Interior Mina

Idea and photos: © Jerónimo Rivera
Research and texts: © Thomas André Pola

  • "Every mita (working day) I am certain that there is no life inside the mine, as there is also no death. In the mine, death is lived and life dies. We are irretrievably another form of existence. Not life, not death".
  • Every day, thousands and thousands of miners descend to work belowground all along the planet. This is the story of a working day inside (cooperative) mines of the Department of Oruro, Bolivia.

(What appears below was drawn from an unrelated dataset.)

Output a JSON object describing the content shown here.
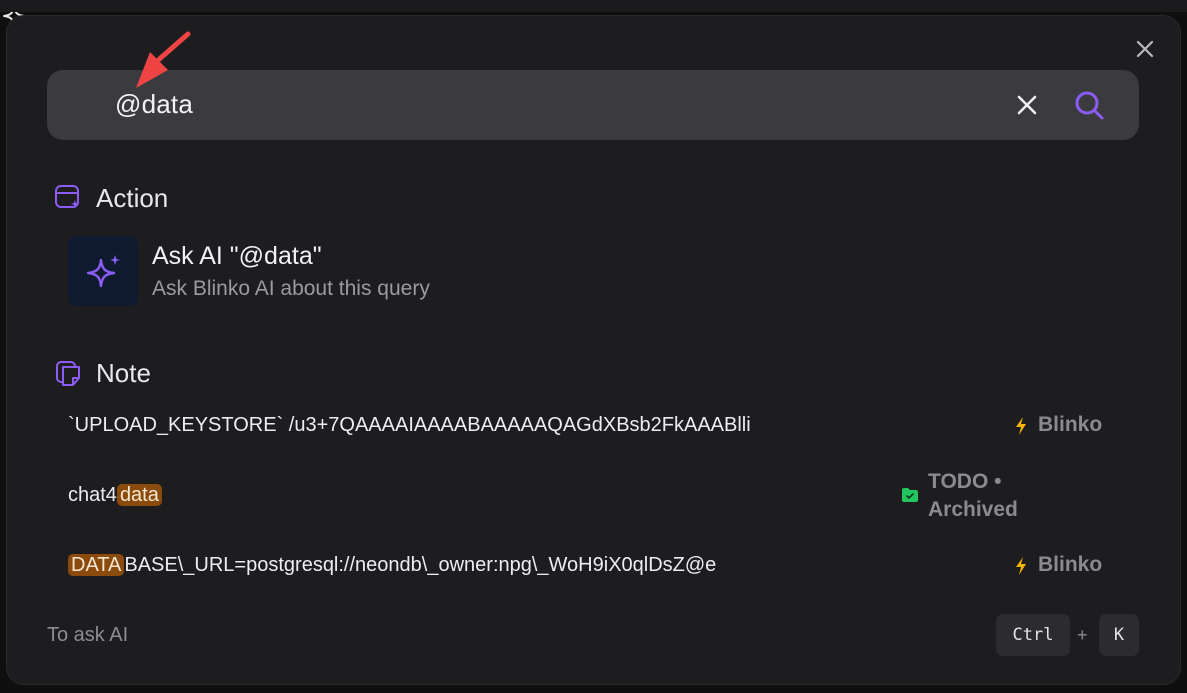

  • The Andes opens up in two branches, forming the Bolivian altiplano, an immense golden plain swept by the frozen wind at 4000 meters. Mountains of wrinkled and green skin arise like islands in the middle of this sea of land, with sun-burnt rocky scars. The hills guard in their bosom large part of the raw materials of Bolivia´s economic and social history: silver, tin, lead, zinc, etc. minerals that have been extracted since the times of pre-Columbian civilizations and that marked the destiny of an entire nation. Today, the department of Oruro – where this work was made – remains an important mining area.
  • During the colonization, Spaniards made the Andean peoples into mitayos, peasants subjugated to forced labor in mines. Around these, mining communities were formed that still live on.
  • For many years, most of the country´s mining deposits were administrated and exploited by the state mining company (COMIBOL), but it went bankrupt in the 1980s and remained in charge only of the most productive deposits, abandoning the mines of less potential value and leaving, thus, thousands of miners unemployed.
  • The lack of sources of employment motivated the miners to organize themselves and form cooperatives to recover the abandoned mines. Today, 81% of them work in this type of organization. However, depending on the international price of these minerals, corporative mining workers can be about 80.000, that is to say, approximately one of every hundred Bolivians and their families subsist on that type of work.
  • Only a few can and know how to enter the mine. It is a space of transcendence, that is to say, from the world of the sky to the universe of belowground. Far away from the sun and so close to the shine of minerals, man constructed a world adapted to life belowground. The corridors inside the mine have bridges, chimneys for air, beam floors, places for rest: technical precautions that make work possible.
  • They are organized in teams of 2 to 6 men. Each one works in a specific place of the mine they call “spot”. Thanks to its particular nature and long history, mining has consolidated its own and unique culture; with beliefs, rites and myths that are today put into practice by Bolivian miners, who endow the belowground with its own gods and spirits with whom they coexist daily. The dangerous mining universe is marked by rites and offerings that remind of the coexistence and necessary exchange with pagan lords, whose origins are lost with the first workers of the tunnel.
  • In the corridors of the old woman (as they call the mine), the miners work for their daily sustenance under the mocking view of the owner of the mine, the Uncle: a clay statue with human physiognomy and devil´s horns, which the miners venerate and give offerings of coca leaves, alcohol and cigars every day. This represents a contractual relationship with the gods to receive their protection. In the world belowground, gods decide the future of the miners: popular belief states that the Uncle fertilizes Pachamama (mother earth) to produce minerals.
  • Gods complement each other and there is continuity between the mining cosmology and the beliefs of agriculture: both see the belowground as a savage world, dangerous and full of riches.